## Instructions to follow
Leaving the pictures aside, repeat every line below exactly.
------
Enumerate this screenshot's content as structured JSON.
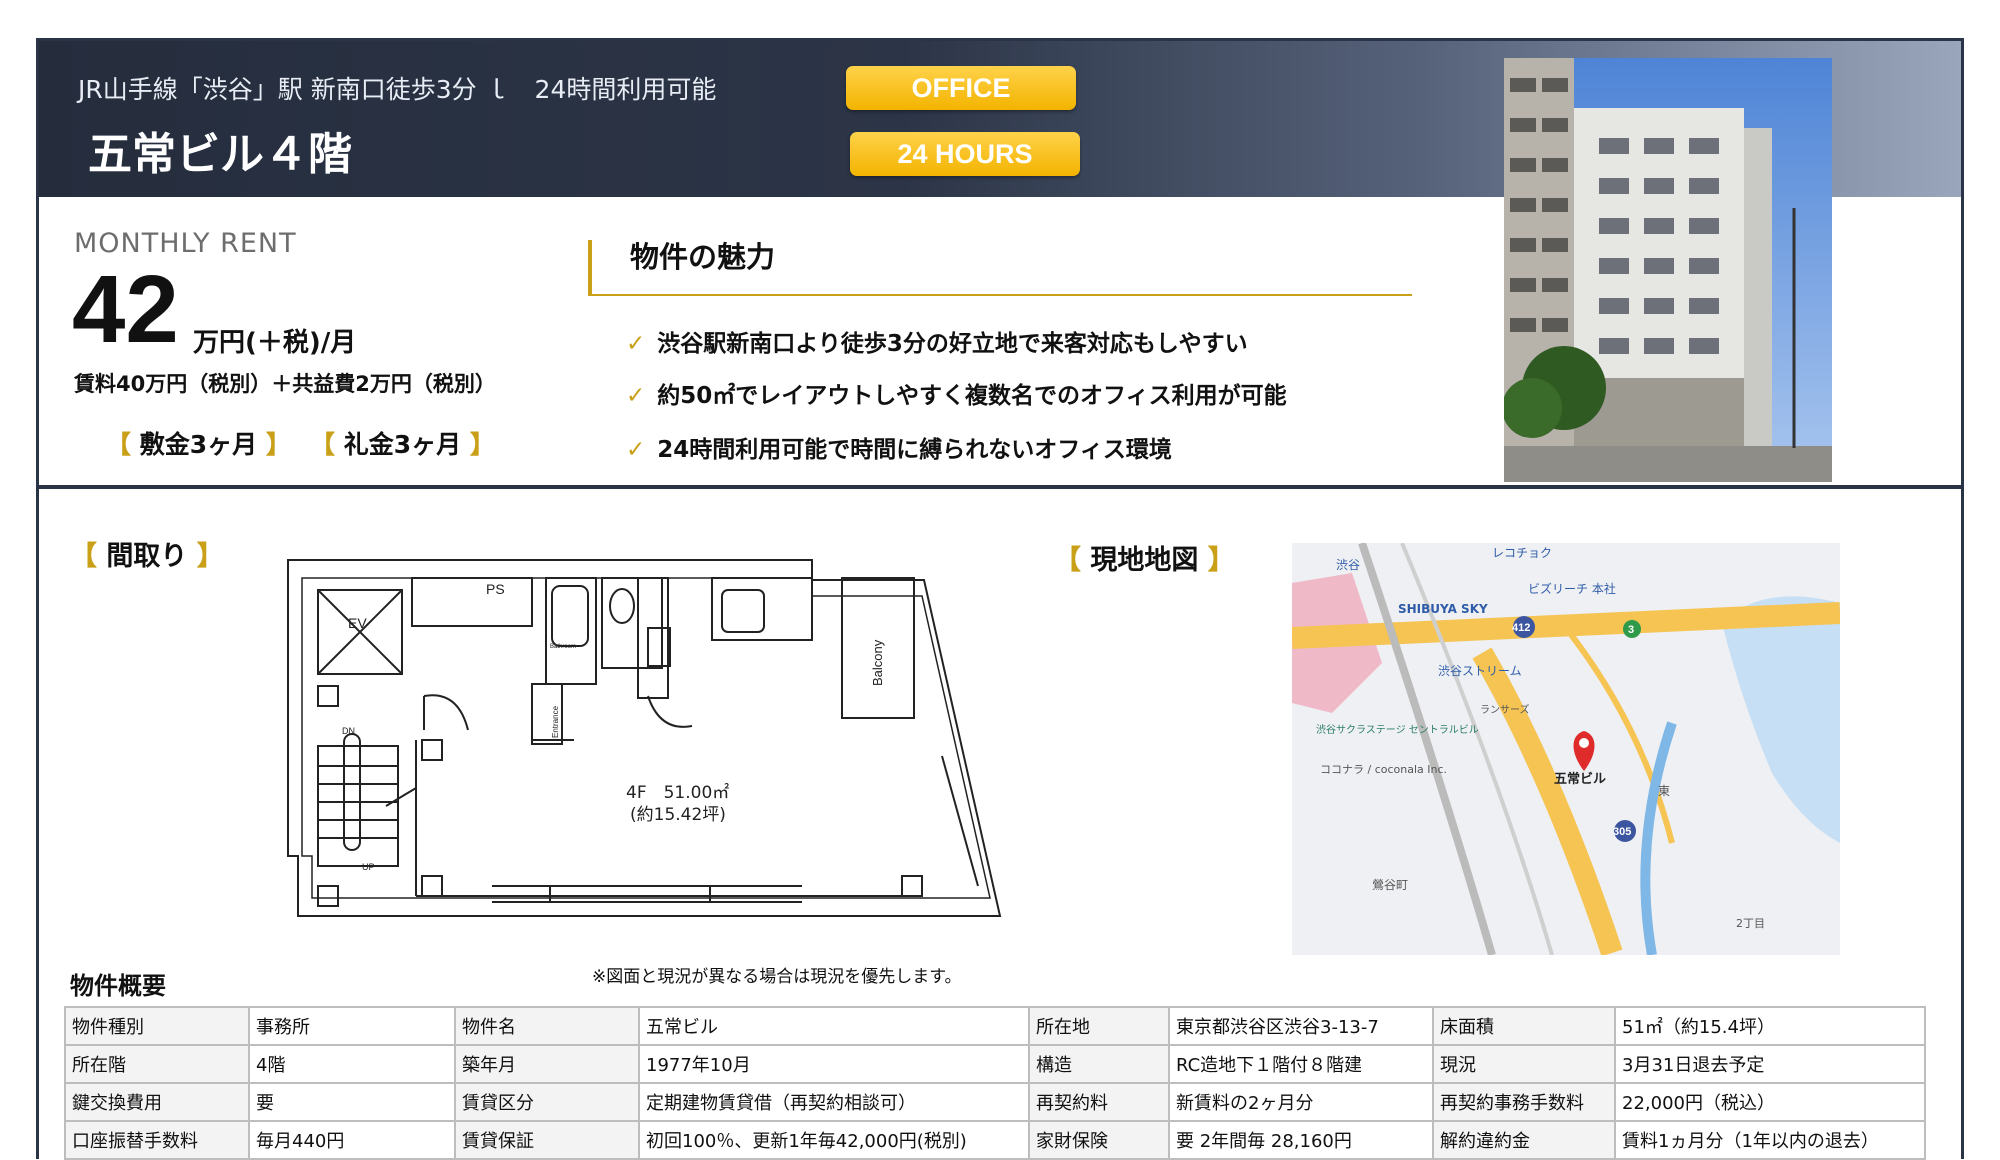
{
  "header": {
    "access": "JR山手線「渋谷」駅 新南口徒歩3分 ｌ　24時間利用可能",
    "title": "五常ビル４階",
    "badges": [
      "OFFICE",
      "24 HOURS"
    ]
  },
  "rent": {
    "label": "MONTHLY RENT",
    "amount": "42",
    "unit": "万円(＋税)/月",
    "detail": "賃料40万円（税別）＋共益費2万円（税別）",
    "deposit": "敷金3ヶ月",
    "key_money": "礼金3ヶ月"
  },
  "appeal": {
    "title": "物件の魅力",
    "items": [
      "渋谷駅新南口より徒歩3分の好立地で来客対応もしやすい",
      "約50㎡でレイアウトしやすく複数名でのオフィス利用が可能",
      "24時間利用可能で時間に縛られないオフィス環境"
    ]
  },
  "floorplan": {
    "title": "間取り",
    "labels": {
      "ps": "PS",
      "ev": "EV",
      "bathroom": "Bathroom",
      "balcony": "Balcony",
      "entrance": "Entrance",
      "dn": "DN",
      "up": "UP",
      "area": "4F　51.00㎡",
      "tsubo": "(約15.42坪)"
    },
    "note": "※図面と現況が異なる場合は現況を優先します。"
  },
  "map": {
    "title": "現地地図",
    "labels": [
      "レコチョク",
      "渋谷",
      "SHIBUYA SKY",
      "ビズリーチ 本社",
      "渋谷ストリーム",
      "ランサーズ",
      "渋谷サクラステージ セントラルビル",
      "ココナラ / coconala Inc.",
      "五常ビル",
      "鶯谷町",
      "東",
      "2丁目",
      "412",
      "305",
      "3"
    ]
  },
  "summary": {
    "title": "物件概要",
    "rows": [
      [
        "物件種別",
        "事務所",
        "物件名",
        "五常ビル",
        "所在地",
        "東京都渋谷区渋谷3-13-7",
        "床面積",
        "51㎡（約15.4坪）"
      ],
      [
        "所在階",
        "4階",
        "築年月",
        "1977年10月",
        "構造",
        "RC造地下１階付８階建",
        "現況",
        "3月31日退去予定"
      ],
      [
        "鍵交換費用",
        "要",
        "賃貸区分",
        "定期建物賃貸借（再契約相談可）",
        "再契約料",
        "新賃料の2ヶ月分",
        "再契約事務手数料",
        "22,000円（税込）"
      ],
      [
        "口座振替手数料",
        "毎月440円",
        "賃貸保証",
        "初回100％、更新1年毎42,000円(税別)",
        "家財保険",
        "要 2年間毎 28,160円",
        "解約違約金",
        "賃料1ヵ月分（1年以内の退去）"
      ]
    ]
  },
  "colors": {
    "navy": "#2b3447",
    "gold": "#c9a018",
    "badge": "#f3b400"
  }
}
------
## Task result
Enumerate this screenshot's content as structured JSON.
{
  "header": {
    "access": "JR山手線「渋谷」駅 新南口徒歩3分 ｌ　24時間利用可能",
    "title": "五常ビル４階",
    "badges": [
      "OFFICE",
      "24 HOURS"
    ]
  },
  "rent": {
    "label": "MONTHLY RENT",
    "amount": "42",
    "unit": "万円(＋税)/月",
    "detail": "賃料40万円（税別）＋共益費2万円（税別）",
    "deposit": "敷金3ヶ月",
    "key_money": "礼金3ヶ月"
  },
  "appeal": {
    "title": "物件の魅力",
    "items": [
      "渋谷駅新南口より徒歩3分の好立地で来客対応もしやすい",
      "約50㎡でレイアウトしやすく複数名でのオフィス利用が可能",
      "24時間利用可能で時間に縛られないオフィス環境"
    ]
  },
  "floorplan": {
    "title": "間取り",
    "labels": {
      "ps": "PS",
      "ev": "EV",
      "bathroom": "Bathroom",
      "balcony": "Balcony",
      "entrance": "Entrance",
      "dn": "DN",
      "up": "UP",
      "area": "4F　51.00㎡",
      "tsubo": "(約15.42坪)"
    },
    "note": "※図面と現況が異なる場合は現況を優先します。"
  },
  "map": {
    "title": "現地地図",
    "labels": [
      "レコチョク",
      "渋谷",
      "SHIBUYA SKY",
      "ビズリーチ 本社",
      "渋谷ストリーム",
      "ランサーズ",
      "渋谷サクラステージ セントラルビル",
      "ココナラ / coconala Inc.",
      "五常ビル",
      "鶯谷町",
      "東",
      "2丁目",
      "412",
      "305",
      "3"
    ]
  },
  "summary": {
    "title": "物件概要",
    "rows": [
      [
        "物件種別",
        "事務所",
        "物件名",
        "五常ビル",
        "所在地",
        "東京都渋谷区渋谷3-13-7",
        "床面積",
        "51㎡（約15.4坪）"
      ],
      [
        "所在階",
        "4階",
        "築年月",
        "1977年10月",
        "構造",
        "RC造地下１階付８階建",
        "現況",
        "3月31日退去予定"
      ],
      [
        "鍵交換費用",
        "要",
        "賃貸区分",
        "定期建物賃貸借（再契約相談可）",
        "再契約料",
        "新賃料の2ヶ月分",
        "再契約事務手数料",
        "22,000円（税込）"
      ],
      [
        "口座振替手数料",
        "毎月440円",
        "賃貸保証",
        "初回100％、更新1年毎42,000円(税別)",
        "家財保険",
        "要 2年間毎 28,160円",
        "解約違約金",
        "賃料1ヵ月分（1年以内の退去）"
      ]
    ]
  },
  "colors": {
    "navy": "#2b3447",
    "gold": "#c9a018",
    "badge": "#f3b400"
  }
}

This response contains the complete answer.